The History of Lottery

Lotteries are a popular pastime that can yield some very large prizes. They are common in the Roman Empire–Nero was a big fan–and they are also attested to in the Bible, where casting lots is used for everything from determining the winner of a game of chance to divining God’s will. In the modern world, state-sponsored lotteries can raise funds for public works, such as roads, libraries, and churches. They can even help pay for things like public school scholarships or police-training programs.

But the lottery is a form of gambling, and in order to be considered legal under the laws of most states it must involve payment for a chance to win a prize. This can be in the form of money or property and it must be made by individuals who are legally allowed to do so. Despite the fact that the lottery is not considered a game of chance under these laws, many people are very concerned about the ethical implications of this practice. This is why it’s important to understand the history of lottery and the laws that govern it.

In this story Jackson illustrates how people can take part in horrible acts and not view them as wrong. She shows how the town is full of people who take part in this terrible lottery and think that because it has always been done that way it must be okay. It is a very disturbing image and it illustrates how blind following tradition can be.

This passage begins with the statement that “The children assembled first, of course.” The implication is that the children have been doing this for as long as anyone can remember and it has never occurred to them that what they are doing is wrong. This is a very disturbing image because it portrays how kids can be so brainwashed that they do not see anything wrong with what they are doing. It also illustrates how adults can lead them down the wrong path and influence them to do bad things.

Throughout colonial America, lotteries played a significant role in financing private and public ventures. Many of the country’s roads were financed by lotteries, as well as schools, libraries, canals, churches, and colleges. In addition, a number of lotteries were used to fund military expeditions and the American Revolutionary War. Benjamin Franklin held a lottery in 1738 to raise funds for the purchase of cannons for Philadelphia’s defense and George Washington organized a lotter in 1768 to help finance his mountain road project.

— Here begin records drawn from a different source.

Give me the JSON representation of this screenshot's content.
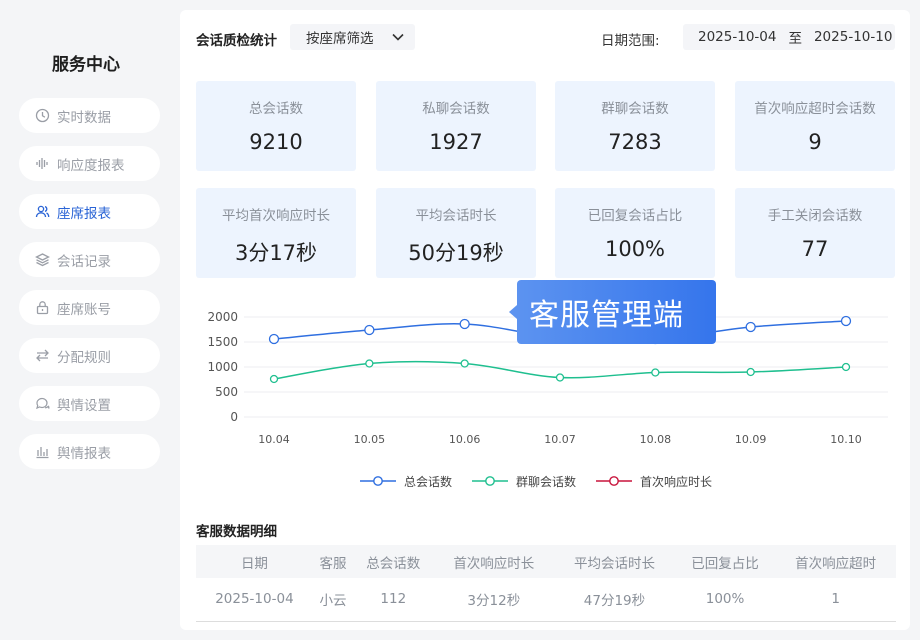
{
  "sidebar": {
    "title": "服务中心",
    "items": [
      {
        "label": "实时数据",
        "icon": "clock-icon"
      },
      {
        "label": "响应度报表",
        "icon": "sound-wave-icon"
      },
      {
        "label": "座席报表",
        "icon": "users-icon",
        "active": true
      },
      {
        "label": "会话记录",
        "icon": "layers-icon"
      },
      {
        "label": "座席账号",
        "icon": "lock-icon"
      },
      {
        "label": "分配规则",
        "icon": "swap-arrows-icon"
      },
      {
        "label": "舆情设置",
        "icon": "chat-bubbles-icon"
      },
      {
        "label": "舆情报表",
        "icon": "bar-chart-icon"
      }
    ]
  },
  "header": {
    "title": "会话质检统计",
    "seat_filter": "按座席筛选",
    "date_label": "日期范围:",
    "date_start": "2025-10-04",
    "date_sep": "至",
    "date_end": "2025-10-10"
  },
  "stats": [
    {
      "label": "总会话数",
      "value": "9210"
    },
    {
      "label": "私聊会话数",
      "value": "1927"
    },
    {
      "label": "群聊会话数",
      "value": "7283"
    },
    {
      "label": "首次响应超时会话数",
      "value": "9"
    },
    {
      "label": "平均首次响应时长",
      "value": "3分17秒"
    },
    {
      "label": "平均会话时长",
      "value": "50分19秒"
    },
    {
      "label": "已回复会话占比",
      "value": "100%"
    },
    {
      "label": "手工关闭会话数",
      "value": "77"
    }
  ],
  "tooltip": "客服管理端",
  "chart_data": {
    "type": "line",
    "x": [
      "10.04",
      "10.05",
      "10.06",
      "10.07",
      "10.08",
      "10.09",
      "10.10"
    ],
    "ylim": [
      0,
      2000
    ],
    "yticks": [
      0,
      500,
      1000,
      1500,
      2000
    ],
    "grid": true,
    "legend_position": "bottom",
    "series": [
      {
        "name": "总会话数",
        "color": "#2f6fe0",
        "values": [
          1560,
          1740,
          1860,
          1590,
          1560,
          1800,
          1920
        ]
      },
      {
        "name": "群聊会话数",
        "color": "#1fbf8f",
        "values": [
          760,
          1070,
          1070,
          790,
          890,
          900,
          1000
        ]
      },
      {
        "name": "首次响应时长",
        "color": "#c8143c",
        "values": []
      }
    ]
  },
  "table": {
    "title": "客服数据明细",
    "columns": [
      "日期",
      "客服",
      "总会话数",
      "首次响应时长",
      "平均会话时长",
      "已回复占比",
      "首次响应超时"
    ],
    "rows": [
      [
        "2025-10-04",
        "小云",
        "112",
        "3分12秒",
        "47分19秒",
        "100%",
        "1"
      ]
    ]
  }
}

Today, the financial lottery is a multibillion-dollar industry that draws millions of participants every week. Players purchase tickets, select a group of numbers or have machines randomly spit them out, and then hope to win a prize, such as a new car, a vacation, or even a lump sum of cash. The winners of the financial lottery are often faced with a number of difficult decisions, including where to invest their windfall or how to share it with family and friends. Personal finance expert and best-selling author Suze Orman, host of CNBC’s “Women & Money,” explains that it is crucial to consider your own ability to handle money before you decide how to split your winnings.